TASK: Would you please set down the entries below exactly as shown?

DATA SUPPLIED:

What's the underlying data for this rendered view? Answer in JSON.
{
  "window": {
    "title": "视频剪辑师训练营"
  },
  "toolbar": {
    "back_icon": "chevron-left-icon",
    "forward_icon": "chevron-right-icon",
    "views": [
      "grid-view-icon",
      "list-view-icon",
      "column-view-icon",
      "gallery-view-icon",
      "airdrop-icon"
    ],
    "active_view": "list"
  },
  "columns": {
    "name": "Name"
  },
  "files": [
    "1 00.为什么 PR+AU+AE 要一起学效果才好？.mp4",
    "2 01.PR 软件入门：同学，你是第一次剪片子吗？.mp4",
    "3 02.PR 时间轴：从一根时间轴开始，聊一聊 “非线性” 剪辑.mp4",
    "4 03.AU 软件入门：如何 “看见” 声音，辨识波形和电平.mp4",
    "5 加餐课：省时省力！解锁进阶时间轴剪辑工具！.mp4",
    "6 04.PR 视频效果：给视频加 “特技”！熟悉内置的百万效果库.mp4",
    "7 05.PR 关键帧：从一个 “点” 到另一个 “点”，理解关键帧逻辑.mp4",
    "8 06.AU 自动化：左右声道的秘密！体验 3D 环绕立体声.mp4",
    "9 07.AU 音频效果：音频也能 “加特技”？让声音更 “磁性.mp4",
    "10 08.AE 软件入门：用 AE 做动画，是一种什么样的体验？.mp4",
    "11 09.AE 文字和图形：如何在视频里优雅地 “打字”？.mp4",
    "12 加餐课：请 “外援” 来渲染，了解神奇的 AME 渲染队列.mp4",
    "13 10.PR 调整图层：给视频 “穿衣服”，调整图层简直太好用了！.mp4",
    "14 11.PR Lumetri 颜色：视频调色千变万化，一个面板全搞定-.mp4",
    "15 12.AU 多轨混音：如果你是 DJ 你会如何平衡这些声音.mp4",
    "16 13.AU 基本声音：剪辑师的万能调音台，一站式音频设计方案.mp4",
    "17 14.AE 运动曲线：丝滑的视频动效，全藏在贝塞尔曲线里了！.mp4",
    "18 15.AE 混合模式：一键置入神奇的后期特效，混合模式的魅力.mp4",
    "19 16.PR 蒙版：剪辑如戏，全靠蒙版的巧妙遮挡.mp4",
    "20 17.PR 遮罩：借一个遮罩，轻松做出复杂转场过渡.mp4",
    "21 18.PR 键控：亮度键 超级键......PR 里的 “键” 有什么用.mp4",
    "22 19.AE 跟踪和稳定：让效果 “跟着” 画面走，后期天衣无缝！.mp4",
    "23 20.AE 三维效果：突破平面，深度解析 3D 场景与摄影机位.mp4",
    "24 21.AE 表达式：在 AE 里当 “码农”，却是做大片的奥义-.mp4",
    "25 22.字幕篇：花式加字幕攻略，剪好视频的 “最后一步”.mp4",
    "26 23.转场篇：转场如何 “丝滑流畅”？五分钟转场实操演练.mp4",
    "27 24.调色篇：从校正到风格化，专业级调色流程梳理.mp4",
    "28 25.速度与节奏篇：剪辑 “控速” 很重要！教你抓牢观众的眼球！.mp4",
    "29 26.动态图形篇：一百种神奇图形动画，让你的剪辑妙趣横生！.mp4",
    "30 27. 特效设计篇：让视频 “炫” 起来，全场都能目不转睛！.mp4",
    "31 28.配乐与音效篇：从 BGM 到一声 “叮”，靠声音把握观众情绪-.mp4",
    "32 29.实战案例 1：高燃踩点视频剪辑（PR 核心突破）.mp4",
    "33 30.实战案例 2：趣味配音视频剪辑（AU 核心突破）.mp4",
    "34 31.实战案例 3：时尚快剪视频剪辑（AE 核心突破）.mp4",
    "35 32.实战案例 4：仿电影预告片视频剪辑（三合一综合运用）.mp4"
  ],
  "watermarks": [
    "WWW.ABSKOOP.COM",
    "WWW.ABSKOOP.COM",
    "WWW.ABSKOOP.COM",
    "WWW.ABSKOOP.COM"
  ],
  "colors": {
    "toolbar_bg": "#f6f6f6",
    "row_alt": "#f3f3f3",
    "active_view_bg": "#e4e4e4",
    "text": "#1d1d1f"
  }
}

ANSWER SECTION:
What's the underlying data for this rendered view? Answer in JSON.
{
  "window": {
    "title": "视频剪辑师训练营"
  },
  "toolbar": {
    "back_icon": "chevron-left-icon",
    "forward_icon": "chevron-right-icon",
    "views": [
      "grid-view-icon",
      "list-view-icon",
      "column-view-icon",
      "gallery-view-icon",
      "airdrop-icon"
    ],
    "active_view": "list"
  },
  "columns": {
    "name": "Name"
  },
  "files": [
    "1 00.为什么 PR+AU+AE 要一起学效果才好？.mp4",
    "2 01.PR 软件入门：同学，你是第一次剪片子吗？.mp4",
    "3 02.PR 时间轴：从一根时间轴开始，聊一聊 “非线性” 剪辑.mp4",
    "4 03.AU 软件入门：如何 “看见” 声音，辨识波形和电平.mp4",
    "5 加餐课：省时省力！解锁进阶时间轴剪辑工具！.mp4",
    "6 04.PR 视频效果：给视频加 “特技”！熟悉内置的百万效果库.mp4",
    "7 05.PR 关键帧：从一个 “点” 到另一个 “点”，理解关键帧逻辑.mp4",
    "8 06.AU 自动化：左右声道的秘密！体验 3D 环绕立体声.mp4",
    "9 07.AU 音频效果：音频也能 “加特技”？让声音更 “磁性.mp4",
    "10 08.AE 软件入门：用 AE 做动画，是一种什么样的体验？.mp4",
    "11 09.AE 文字和图形：如何在视频里优雅地 “打字”？.mp4",
    "12 加餐课：请 “外援” 来渲染，了解神奇的 AME 渲染队列.mp4",
    "13 10.PR 调整图层：给视频 “穿衣服”，调整图层简直太好用了！.mp4",
    "14 11.PR Lumetri 颜色：视频调色千变万化，一个面板全搞定-.mp4",
    "15 12.AU 多轨混音：如果你是 DJ 你会如何平衡这些声音.mp4",
    "16 13.AU 基本声音：剪辑师的万能调音台，一站式音频设计方案.mp4",
    "17 14.AE 运动曲线：丝滑的视频动效，全藏在贝塞尔曲线里了！.mp4",
    "18 15.AE 混合模式：一键置入神奇的后期特效，混合模式的魅力.mp4",
    "19 16.PR 蒙版：剪辑如戏，全靠蒙版的巧妙遮挡.mp4",
    "20 17.PR 遮罩：借一个遮罩，轻松做出复杂转场过渡.mp4",
    "21 18.PR 键控：亮度键 超级键......PR 里的 “键” 有什么用.mp4",
    "22 19.AE 跟踪和稳定：让效果 “跟着” 画面走，后期天衣无缝！.mp4",
    "23 20.AE 三维效果：突破平面，深度解析 3D 场景与摄影机位.mp4",
    "24 21.AE 表达式：在 AE 里当 “码农”，却是做大片的奥义-.mp4",
    "25 22.字幕篇：花式加字幕攻略，剪好视频的 “最后一步”.mp4",
    "26 23.转场篇：转场如何 “丝滑流畅”？五分钟转场实操演练.mp4",
    "27 24.调色篇：从校正到风格化，专业级调色流程梳理.mp4",
    "28 25.速度与节奏篇：剪辑 “控速” 很重要！教你抓牢观众的眼球！.mp4",
    "29 26.动态图形篇：一百种神奇图形动画，让你的剪辑妙趣横生！.mp4",
    "30 27. 特效设计篇：让视频 “炫” 起来，全场都能目不转睛！.mp4",
    "31 28.配乐与音效篇：从 BGM 到一声 “叮”，靠声音把握观众情绪-.mp4",
    "32 29.实战案例 1：高燃踩点视频剪辑（PR 核心突破）.mp4",
    "33 30.实战案例 2：趣味配音视频剪辑（AU 核心突破）.mp4",
    "34 31.实战案例 3：时尚快剪视频剪辑（AE 核心突破）.mp4",
    "35 32.实战案例 4：仿电影预告片视频剪辑（三合一综合运用）.mp4"
  ],
  "watermarks": [
    "WWW.ABSKOOP.COM",
    "WWW.ABSKOOP.COM",
    "WWW.ABSKOOP.COM",
    "WWW.ABSKOOP.COM"
  ],
  "colors": {
    "toolbar_bg": "#f6f6f6",
    "row_alt": "#f3f3f3",
    "active_view_bg": "#e4e4e4",
    "text": "#1d1d1f"
  }
}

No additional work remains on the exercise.